Exercise goal:
Bring together copies of the lines in the data below that contain the word "Create".

Data to process:
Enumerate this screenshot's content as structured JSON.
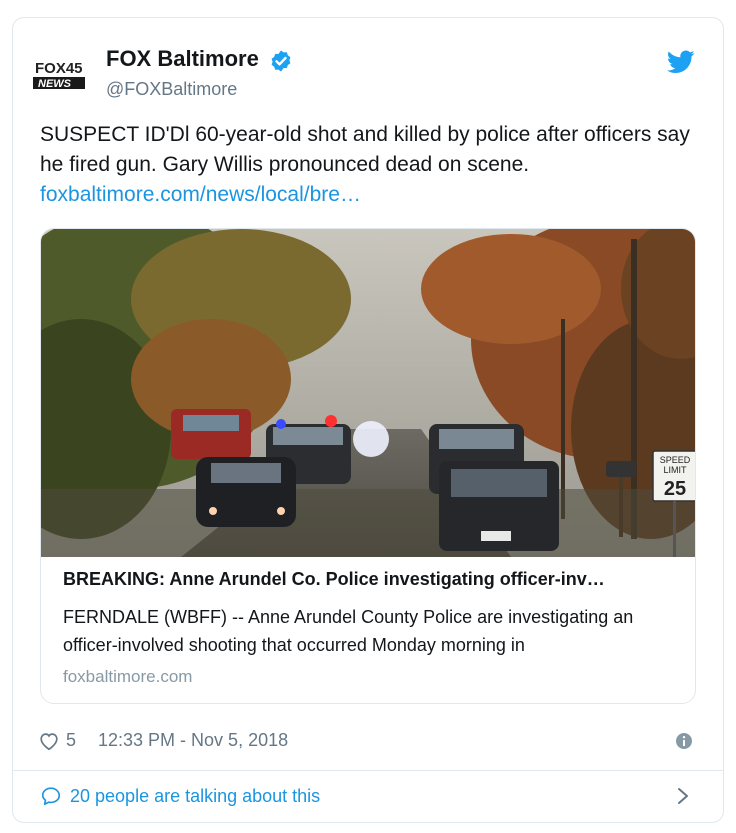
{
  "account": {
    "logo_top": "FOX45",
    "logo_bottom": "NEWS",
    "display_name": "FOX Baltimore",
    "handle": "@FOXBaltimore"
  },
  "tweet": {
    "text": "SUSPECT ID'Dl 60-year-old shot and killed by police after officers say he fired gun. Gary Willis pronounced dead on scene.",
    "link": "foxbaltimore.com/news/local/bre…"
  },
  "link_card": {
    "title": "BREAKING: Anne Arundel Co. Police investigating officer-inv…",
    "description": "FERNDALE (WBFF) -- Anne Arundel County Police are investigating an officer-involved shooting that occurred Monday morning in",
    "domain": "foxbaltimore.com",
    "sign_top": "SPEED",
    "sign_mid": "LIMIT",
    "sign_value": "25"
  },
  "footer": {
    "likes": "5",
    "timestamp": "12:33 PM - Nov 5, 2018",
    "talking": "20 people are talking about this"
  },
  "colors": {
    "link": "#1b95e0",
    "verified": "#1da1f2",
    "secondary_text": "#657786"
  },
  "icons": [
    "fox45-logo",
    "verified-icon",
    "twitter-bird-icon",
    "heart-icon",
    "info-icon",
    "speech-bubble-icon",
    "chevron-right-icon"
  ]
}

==

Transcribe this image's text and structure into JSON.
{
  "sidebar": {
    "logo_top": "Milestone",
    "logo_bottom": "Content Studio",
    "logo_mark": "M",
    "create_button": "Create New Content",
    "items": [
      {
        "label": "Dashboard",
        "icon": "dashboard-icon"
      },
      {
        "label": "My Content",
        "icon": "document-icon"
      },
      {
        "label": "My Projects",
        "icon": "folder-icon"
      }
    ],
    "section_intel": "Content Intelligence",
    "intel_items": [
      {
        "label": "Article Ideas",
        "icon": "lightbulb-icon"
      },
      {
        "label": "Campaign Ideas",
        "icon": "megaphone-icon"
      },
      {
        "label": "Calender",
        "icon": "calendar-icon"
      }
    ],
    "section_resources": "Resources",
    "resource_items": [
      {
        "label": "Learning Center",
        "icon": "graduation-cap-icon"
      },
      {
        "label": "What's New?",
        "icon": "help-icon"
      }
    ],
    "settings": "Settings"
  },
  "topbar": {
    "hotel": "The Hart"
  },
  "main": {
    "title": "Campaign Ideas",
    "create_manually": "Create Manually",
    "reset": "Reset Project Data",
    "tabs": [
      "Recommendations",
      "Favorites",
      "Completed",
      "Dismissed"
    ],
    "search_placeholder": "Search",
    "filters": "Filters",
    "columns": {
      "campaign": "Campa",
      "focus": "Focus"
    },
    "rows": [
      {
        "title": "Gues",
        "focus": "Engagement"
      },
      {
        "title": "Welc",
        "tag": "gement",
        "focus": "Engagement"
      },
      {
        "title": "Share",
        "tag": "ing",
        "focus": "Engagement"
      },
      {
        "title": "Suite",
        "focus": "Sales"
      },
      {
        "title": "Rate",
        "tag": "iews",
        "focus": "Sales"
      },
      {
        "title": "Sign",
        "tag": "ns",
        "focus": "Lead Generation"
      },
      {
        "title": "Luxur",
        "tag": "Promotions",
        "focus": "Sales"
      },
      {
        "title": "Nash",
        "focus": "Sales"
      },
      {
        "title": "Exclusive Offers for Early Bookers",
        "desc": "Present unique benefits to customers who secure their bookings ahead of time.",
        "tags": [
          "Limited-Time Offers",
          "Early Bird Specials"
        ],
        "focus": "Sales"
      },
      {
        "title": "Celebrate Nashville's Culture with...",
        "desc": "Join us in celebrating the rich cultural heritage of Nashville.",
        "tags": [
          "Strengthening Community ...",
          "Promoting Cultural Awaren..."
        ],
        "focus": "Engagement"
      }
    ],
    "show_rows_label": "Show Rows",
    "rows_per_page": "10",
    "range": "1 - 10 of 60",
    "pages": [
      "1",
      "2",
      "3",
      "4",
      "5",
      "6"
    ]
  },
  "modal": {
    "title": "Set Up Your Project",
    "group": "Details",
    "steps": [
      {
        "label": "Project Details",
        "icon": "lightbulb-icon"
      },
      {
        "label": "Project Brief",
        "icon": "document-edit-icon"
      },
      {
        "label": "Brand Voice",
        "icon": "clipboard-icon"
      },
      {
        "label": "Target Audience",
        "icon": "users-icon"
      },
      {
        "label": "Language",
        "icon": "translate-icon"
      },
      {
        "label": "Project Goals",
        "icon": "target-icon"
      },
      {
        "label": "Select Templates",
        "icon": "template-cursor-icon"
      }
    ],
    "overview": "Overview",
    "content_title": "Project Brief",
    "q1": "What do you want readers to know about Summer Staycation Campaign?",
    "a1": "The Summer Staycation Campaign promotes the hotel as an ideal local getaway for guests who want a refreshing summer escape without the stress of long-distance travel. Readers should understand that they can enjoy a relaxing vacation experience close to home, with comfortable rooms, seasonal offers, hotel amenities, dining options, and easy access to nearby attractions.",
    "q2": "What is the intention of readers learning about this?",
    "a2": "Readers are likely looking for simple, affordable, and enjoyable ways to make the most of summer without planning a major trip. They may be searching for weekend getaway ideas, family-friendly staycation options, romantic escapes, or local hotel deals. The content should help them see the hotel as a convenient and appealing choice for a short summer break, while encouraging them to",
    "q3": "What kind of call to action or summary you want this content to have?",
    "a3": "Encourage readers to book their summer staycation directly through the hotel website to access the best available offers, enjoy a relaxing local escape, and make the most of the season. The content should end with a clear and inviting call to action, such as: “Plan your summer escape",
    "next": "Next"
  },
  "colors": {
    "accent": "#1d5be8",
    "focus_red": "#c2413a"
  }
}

Exercise answer:
    "create_button": "Create New Content",
    "create_manually": "Create Manually",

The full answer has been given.